UARU
Armenian Opposition Leader Expected To Be Elected PM May 8
7 May, 2018

The Armenian parliament is expected to vote in opposition leader Nikol Pashinyan as Prime Minister tomorrow despite rejecting his candidacy last week.

Parliament failed to elect Pashinyan on May 1, with the opposition leader securing only 45 of 53 votes needed to become Prime Minister. According to the country’s constitution, when this happens, another vote needs to be held in seven days.

Richard Giragosian, director of independent think tank Regional Studies Center in Armenia, told Hromadske there has now been a shift on the ground and Pashinyan is expected to secure the number of votes needed to be become Prime Minister on Tuesday.  

Armenian news agency news.am today also reported that the leader of the Republicans’ parliamentary faction, Vahram Baghdasaryan, has declared the party’s intention to back Pashinyan’s candidacy.

Giragosian said even the Republican party is now recognizing that Armenia has a distinctly new political reality.

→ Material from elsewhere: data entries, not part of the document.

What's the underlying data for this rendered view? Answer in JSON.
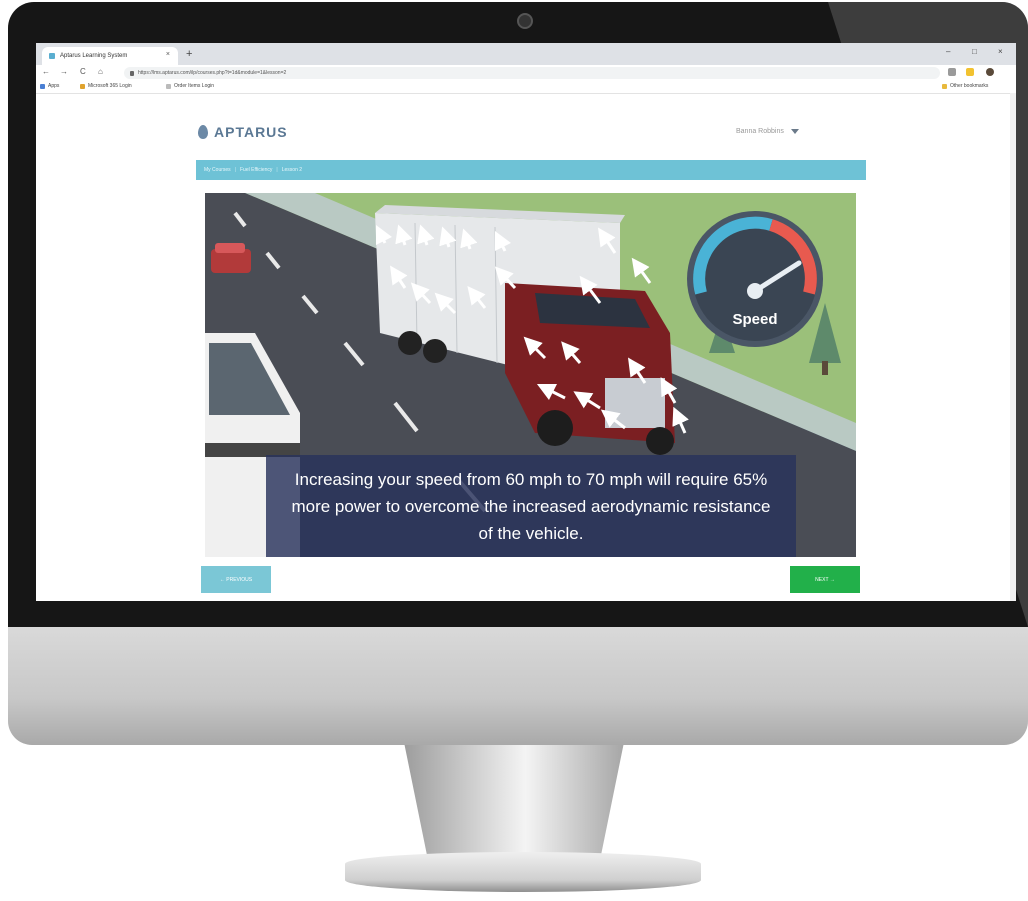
{
  "browser": {
    "tab_title": "Aptarus Learning System",
    "tab_close": "×",
    "new_tab": "+",
    "window_controls": {
      "minimize": "–",
      "maximize": "□",
      "close": "×"
    },
    "nav": {
      "back": "←",
      "forward": "→",
      "reload": "C",
      "home": "⌂"
    },
    "url": "https://lms.aptarus.com/ilp/courses.php?t=1d&module=1&lesson=2",
    "bookmarks": [
      "Apps",
      "Microsoft 365 Login",
      "Order Items Login"
    ],
    "other_bookmarks": "Other bookmarks",
    "colors": {
      "tabbar": "#dee1e6",
      "omnibox": "#f1f3f4"
    }
  },
  "app": {
    "logo_text": "APTARUS",
    "user_name": "Banna Robbins",
    "breadcrumb": [
      "My Courses",
      "Fuel Efficiency",
      "Lesson 2"
    ],
    "caption": "Increasing your speed from 60 mph to 70 mph will require 65% more power to overcome the increased aerodynamic resistance of the vehicle.",
    "gauge_label": "Speed",
    "prev_label": "← PREVIOUS",
    "next_label": "NEXT →",
    "colors": {
      "breadcrumb_bar": "#6ec2d6",
      "logo": "#5b7894",
      "next_button": "#22b04a",
      "prev_button": "#7bc7d6",
      "caption_bg": "#28325c"
    }
  }
}
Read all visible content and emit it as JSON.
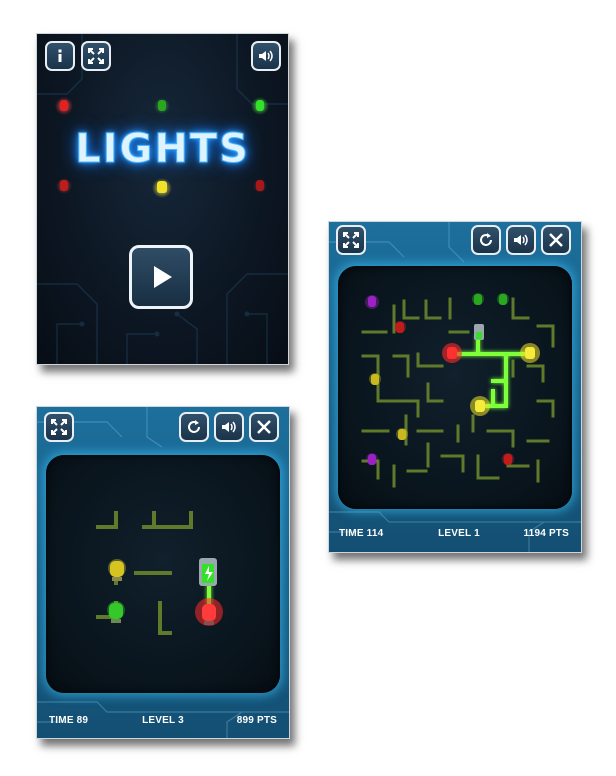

“This movement is much bigger than any one individual. It represents the promise of institutional change and every political party, every day is sensing the mood and the shift and therefore is increasingly grivating towards this opposition movement,” he said.

Pashinyan swiftly rose to top choice for Prime Minister after leading nationwide protests against ousted President turned Prime Minister Serzh Sargsyan, who transferred the country to a new parliamentary system of government during his presidency. The move has been widely touted as Sargsyan’s efforts to remain in power.

In under a month Pashinyan mobilized some 150,000 Armenians on a platform of anti-corruption and fair elections, vowing to fight the autocratic rule of the long-serving Republican party.

READ MORE: Who Is Nikol Pashinyan, The Armenian Protest Leader?

Despite significant changes already taking place on the ground, Giragosian said the difficult part lies ahead in reforming the country’s electoral process.

“What’s most significant however, is this is not yet a revolution. It was the forced resignation of an incumbent leader but a revolution implies systemic change. That is now only beginning,” he said.